If you can believe it, the Angels second base position was significantly worse than the Angels left field position last year. Filled by journeymen and utility infielders such as Johnny Giovatella (rip), Gregorio Petit, Kaleb Cowart, Cliff Pennington, and Kaleb Cowart, it’s no surprise that the spot combined for the third-worst production in the league - trailing only Atlanta and Oakland. Yikes...
Unfortunately, there aren’t many appealing options out there for a team looking to contend next year. In terms of full-time second basemen, it’s just Neil Walker and Chase Utley. Platoon or super-utility options aren’t looking great, either, as they are limited to Sean Rodriguez, Stephen Drew, and Kelly Johnson. Keep in mind, though, that this would mean paying players such as Rodriguez for past performace or counting on a career year from them.
And then there’s this news.
Heard today the #Angels turned down an offer for a 2B who has a better bat than glove. Think defense is definitely a high priority at 2B.— Jeff Fletcher (@JeffFletcherOCR) November 10, 2016
Whoa! It seems this is referring to former Angel Howie Kendrick, who seeks to be traded from the Dodgers. I would love to see Howie in a part-time role, but as a full-time second baseman? No thanks.
With that said, here’s a few reasons why Walker is the right choice moving forward.
Chase Utley could be nearing the end of his career.
Utley experienced a career resurgence with the Dodgers last year, rebounding from a poor 2015 season to post 2.0 WAR. But there are warning signs that his performance may not be sustainable, including his extreme struggles against left-handed pitchers (.154 against LHP), home struggles (.216 at home), and a .238 batting average in the second half of the season. He also struck out much more than he had done in previous seasons (K% increased by 5.3%) and gradually drew less walks over the past few seasons. And while he experienced a rise in power and hard contact, he pulled an alarming magnitude of pitches to right field than ever before (47% compared to ~43% the past three seasons), potentially indicating a different, unsustainable approach to hitting.
And even though he is a positive baserunner, I don’t think any Angel fan can forget this.
Neil Walker is easily worth the acquisition cost.
Walker’s first big league season came in 2010 and he has consistently been an above average second baseman for seven years, as shown by his above 2 WAR throughout this time. Although he was sidelined by a bad back for the last six weeks of the season, Walker was on pace to be one of the best second baseman in the league. Even though Walker is transitioning to the American League, he is a stage in his career where he can overcome that hurdle as opposed to Utley, who may very well flop in the AL.
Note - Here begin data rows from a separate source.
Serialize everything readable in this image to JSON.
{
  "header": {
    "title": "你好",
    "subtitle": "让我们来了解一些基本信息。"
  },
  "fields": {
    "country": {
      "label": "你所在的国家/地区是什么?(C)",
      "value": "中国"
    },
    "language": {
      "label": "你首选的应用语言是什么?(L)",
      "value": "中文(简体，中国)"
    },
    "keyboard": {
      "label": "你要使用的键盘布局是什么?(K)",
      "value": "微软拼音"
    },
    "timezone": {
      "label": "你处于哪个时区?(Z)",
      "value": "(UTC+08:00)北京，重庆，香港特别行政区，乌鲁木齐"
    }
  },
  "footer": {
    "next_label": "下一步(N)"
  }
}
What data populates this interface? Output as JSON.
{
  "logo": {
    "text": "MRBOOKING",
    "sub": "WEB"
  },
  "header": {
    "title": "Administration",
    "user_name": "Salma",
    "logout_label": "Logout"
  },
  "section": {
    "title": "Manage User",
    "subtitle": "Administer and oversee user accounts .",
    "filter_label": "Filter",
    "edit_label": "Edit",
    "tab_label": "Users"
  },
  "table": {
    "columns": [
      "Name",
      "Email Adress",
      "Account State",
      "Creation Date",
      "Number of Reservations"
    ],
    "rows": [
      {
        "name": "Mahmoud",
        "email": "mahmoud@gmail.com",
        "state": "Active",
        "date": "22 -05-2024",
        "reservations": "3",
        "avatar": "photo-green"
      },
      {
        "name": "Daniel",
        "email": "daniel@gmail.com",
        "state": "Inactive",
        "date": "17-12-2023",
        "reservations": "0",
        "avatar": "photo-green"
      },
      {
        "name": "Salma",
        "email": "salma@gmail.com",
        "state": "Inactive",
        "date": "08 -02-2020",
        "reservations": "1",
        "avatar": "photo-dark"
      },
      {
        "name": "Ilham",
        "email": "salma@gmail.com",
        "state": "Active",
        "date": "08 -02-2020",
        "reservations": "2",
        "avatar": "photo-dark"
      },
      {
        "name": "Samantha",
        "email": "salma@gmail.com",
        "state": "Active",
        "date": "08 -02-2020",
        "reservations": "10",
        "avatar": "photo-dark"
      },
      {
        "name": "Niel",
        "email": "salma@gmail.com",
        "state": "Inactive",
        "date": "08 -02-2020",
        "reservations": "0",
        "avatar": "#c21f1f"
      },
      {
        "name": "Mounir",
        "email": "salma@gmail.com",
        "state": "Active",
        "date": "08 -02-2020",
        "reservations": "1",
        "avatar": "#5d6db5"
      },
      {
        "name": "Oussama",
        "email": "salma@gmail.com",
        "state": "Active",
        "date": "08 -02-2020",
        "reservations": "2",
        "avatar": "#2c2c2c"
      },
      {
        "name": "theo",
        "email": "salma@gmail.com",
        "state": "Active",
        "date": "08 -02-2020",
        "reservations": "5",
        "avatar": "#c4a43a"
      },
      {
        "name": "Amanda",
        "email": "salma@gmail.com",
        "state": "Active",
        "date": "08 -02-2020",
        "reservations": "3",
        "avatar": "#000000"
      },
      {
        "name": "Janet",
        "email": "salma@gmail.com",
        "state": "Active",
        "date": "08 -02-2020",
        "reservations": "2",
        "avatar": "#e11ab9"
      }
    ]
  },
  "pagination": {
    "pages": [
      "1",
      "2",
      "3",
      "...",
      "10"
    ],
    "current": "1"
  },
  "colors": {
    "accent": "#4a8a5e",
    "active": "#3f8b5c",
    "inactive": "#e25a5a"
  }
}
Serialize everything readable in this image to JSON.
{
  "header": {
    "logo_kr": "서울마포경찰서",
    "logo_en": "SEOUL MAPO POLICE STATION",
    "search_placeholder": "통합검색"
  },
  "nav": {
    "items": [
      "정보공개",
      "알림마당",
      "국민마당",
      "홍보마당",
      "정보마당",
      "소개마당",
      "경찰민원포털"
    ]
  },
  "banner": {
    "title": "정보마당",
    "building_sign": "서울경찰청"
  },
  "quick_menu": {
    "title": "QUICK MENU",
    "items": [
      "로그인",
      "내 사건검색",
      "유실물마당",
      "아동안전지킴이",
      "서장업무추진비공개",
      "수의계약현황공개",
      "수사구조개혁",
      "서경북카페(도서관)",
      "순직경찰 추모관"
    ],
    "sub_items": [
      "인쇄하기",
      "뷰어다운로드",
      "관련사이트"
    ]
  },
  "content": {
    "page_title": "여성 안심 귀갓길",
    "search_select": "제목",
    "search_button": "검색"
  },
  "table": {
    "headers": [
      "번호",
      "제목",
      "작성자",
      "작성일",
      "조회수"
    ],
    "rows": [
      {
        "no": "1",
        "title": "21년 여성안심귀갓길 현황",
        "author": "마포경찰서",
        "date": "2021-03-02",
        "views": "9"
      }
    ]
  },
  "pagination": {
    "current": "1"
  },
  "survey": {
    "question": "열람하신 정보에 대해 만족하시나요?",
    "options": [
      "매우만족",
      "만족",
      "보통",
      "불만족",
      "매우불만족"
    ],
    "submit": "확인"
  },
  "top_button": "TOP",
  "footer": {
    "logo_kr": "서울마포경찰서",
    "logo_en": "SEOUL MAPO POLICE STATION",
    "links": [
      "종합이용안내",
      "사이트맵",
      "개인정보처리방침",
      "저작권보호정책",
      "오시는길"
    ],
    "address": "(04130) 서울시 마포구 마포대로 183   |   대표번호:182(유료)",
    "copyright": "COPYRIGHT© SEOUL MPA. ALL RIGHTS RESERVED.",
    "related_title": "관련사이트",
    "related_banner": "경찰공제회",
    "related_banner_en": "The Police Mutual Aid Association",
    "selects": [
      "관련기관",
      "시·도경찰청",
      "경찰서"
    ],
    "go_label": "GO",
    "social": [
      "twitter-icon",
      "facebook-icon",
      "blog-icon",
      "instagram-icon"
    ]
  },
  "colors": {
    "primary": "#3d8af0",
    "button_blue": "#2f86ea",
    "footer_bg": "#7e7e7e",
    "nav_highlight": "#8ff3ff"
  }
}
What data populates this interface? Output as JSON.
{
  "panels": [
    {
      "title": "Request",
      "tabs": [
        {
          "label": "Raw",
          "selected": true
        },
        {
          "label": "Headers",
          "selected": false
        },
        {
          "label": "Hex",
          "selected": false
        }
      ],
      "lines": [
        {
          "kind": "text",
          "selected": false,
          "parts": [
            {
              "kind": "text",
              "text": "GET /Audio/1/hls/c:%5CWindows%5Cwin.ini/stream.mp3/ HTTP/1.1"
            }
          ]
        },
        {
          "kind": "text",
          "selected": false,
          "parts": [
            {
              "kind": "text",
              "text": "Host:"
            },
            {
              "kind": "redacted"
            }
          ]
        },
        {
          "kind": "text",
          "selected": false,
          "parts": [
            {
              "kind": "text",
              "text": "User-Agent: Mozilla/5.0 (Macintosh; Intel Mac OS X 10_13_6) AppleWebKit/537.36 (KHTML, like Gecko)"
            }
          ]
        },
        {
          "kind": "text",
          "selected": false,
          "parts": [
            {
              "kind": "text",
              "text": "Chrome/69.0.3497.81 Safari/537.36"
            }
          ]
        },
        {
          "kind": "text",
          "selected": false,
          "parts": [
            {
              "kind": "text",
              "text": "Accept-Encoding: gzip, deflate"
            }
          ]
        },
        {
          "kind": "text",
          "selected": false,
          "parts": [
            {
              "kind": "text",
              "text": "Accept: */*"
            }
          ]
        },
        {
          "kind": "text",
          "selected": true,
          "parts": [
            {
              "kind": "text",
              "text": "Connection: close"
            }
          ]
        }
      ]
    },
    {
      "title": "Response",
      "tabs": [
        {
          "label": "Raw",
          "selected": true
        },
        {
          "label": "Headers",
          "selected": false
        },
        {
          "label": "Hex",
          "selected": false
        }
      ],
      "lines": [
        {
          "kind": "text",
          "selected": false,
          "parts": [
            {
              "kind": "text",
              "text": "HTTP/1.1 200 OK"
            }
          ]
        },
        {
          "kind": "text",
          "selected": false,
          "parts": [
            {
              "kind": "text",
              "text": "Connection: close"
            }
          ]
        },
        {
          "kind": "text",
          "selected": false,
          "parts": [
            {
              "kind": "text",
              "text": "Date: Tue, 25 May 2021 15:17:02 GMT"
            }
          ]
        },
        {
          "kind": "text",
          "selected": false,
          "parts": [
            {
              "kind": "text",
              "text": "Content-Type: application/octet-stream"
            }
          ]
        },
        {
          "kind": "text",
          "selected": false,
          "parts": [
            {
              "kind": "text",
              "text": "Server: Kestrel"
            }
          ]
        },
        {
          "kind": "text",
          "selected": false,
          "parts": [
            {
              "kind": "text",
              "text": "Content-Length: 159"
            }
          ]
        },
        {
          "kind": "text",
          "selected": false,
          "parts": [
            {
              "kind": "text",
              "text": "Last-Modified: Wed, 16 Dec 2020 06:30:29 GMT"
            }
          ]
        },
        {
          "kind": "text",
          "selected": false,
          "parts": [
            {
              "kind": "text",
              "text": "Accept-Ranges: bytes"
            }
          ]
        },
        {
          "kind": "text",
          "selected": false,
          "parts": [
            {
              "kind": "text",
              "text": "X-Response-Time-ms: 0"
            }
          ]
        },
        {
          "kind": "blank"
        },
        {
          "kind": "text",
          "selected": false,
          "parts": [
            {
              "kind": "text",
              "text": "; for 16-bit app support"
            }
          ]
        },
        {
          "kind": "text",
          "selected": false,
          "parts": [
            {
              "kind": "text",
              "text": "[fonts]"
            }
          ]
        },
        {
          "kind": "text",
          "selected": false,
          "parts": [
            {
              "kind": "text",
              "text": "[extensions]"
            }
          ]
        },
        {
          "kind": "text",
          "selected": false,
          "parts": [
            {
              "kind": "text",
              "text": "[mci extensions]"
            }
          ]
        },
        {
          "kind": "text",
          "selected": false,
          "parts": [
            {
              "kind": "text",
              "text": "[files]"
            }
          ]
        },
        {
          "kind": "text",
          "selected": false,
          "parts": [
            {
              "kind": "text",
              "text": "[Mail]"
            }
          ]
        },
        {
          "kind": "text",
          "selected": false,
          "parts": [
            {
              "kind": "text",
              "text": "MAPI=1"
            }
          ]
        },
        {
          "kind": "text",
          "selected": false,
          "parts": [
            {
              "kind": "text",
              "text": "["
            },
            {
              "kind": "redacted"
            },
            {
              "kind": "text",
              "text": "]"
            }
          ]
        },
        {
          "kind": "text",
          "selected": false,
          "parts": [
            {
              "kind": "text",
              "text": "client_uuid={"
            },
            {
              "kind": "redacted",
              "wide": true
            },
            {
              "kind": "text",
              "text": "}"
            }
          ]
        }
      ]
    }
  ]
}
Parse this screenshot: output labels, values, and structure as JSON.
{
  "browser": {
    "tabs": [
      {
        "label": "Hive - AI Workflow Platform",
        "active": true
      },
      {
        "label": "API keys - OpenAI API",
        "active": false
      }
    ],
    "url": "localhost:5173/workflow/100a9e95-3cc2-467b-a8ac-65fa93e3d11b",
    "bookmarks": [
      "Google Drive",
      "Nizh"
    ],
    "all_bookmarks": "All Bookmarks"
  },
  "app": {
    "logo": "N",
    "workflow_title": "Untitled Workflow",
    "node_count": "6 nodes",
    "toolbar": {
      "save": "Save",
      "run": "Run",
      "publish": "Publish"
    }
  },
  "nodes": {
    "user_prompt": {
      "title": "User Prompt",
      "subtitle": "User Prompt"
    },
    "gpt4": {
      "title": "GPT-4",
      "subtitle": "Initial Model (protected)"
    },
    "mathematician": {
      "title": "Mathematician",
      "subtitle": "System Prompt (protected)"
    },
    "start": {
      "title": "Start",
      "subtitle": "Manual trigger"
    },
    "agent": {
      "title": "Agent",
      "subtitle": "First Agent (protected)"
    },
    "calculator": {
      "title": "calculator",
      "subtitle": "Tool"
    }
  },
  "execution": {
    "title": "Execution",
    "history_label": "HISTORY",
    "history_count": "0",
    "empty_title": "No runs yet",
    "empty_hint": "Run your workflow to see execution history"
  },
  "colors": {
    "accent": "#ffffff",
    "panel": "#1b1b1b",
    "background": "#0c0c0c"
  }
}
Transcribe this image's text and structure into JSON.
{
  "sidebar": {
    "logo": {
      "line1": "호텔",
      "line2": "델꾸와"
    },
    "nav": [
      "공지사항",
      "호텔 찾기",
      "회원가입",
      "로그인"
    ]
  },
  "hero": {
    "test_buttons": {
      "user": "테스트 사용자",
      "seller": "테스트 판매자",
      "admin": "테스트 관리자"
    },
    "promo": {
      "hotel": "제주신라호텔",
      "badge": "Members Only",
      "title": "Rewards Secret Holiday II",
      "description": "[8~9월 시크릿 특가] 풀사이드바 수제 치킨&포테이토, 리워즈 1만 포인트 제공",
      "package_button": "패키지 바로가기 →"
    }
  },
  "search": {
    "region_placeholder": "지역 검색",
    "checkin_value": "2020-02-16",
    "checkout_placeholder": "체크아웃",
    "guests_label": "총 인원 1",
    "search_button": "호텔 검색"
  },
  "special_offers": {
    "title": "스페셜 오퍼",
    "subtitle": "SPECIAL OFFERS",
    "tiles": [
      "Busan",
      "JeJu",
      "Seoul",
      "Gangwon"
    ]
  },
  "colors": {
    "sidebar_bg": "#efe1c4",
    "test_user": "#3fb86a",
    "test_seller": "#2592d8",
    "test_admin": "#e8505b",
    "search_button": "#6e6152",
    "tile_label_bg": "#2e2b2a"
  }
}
Walker would take a second-round pick to sign since the Angels’ first rounder is protected, but it would be well worth it considering the Angels have nobody to fill the spot for the foreseeable future and minor league depth at the middle infield positions are extremely shallow in the Angels’ farm system. Going from a -0.6 WAR to a perennially 2-4 WAR player would be a tremendous gain for the team, as it would instantly elevate the Halos firmly in the wild card race while solidifying them for multiple years at a position of dire need.
The Angels also have a competitive advantage on Walker than most teams in being able to give up a second round pick instead of a first rounder as the Dodgers and Royals have to. The Mets, on the other hand, would not have to surrender a draft pick, although there is hope as they seek to resign Yoenis Cespedes and their owners, the Wilpons, have been historically stingy with payroll.
Without the qualifying offer, Walker would cost around $16-18M per year for three to four years. And in this free agent market, that’s a conservative estimate. But once teams factor in the value of a first-round draft pick, the price of Neil Walker will come down by around $2-4M per year. While the farm system is important, contending in the Mike Trout is a higher priority. And with the new regime being better at drafting, the team might as well embrace the second baseman and hop into the wild card hunt while we can.
The Cameron Maybin trade was a nice move to begin the offseason, but that alone isn’t enough. Revamping the bullpen and signing a fifth starter is important, but not pursuing Walker would be a grave mistake and a missed opportunity.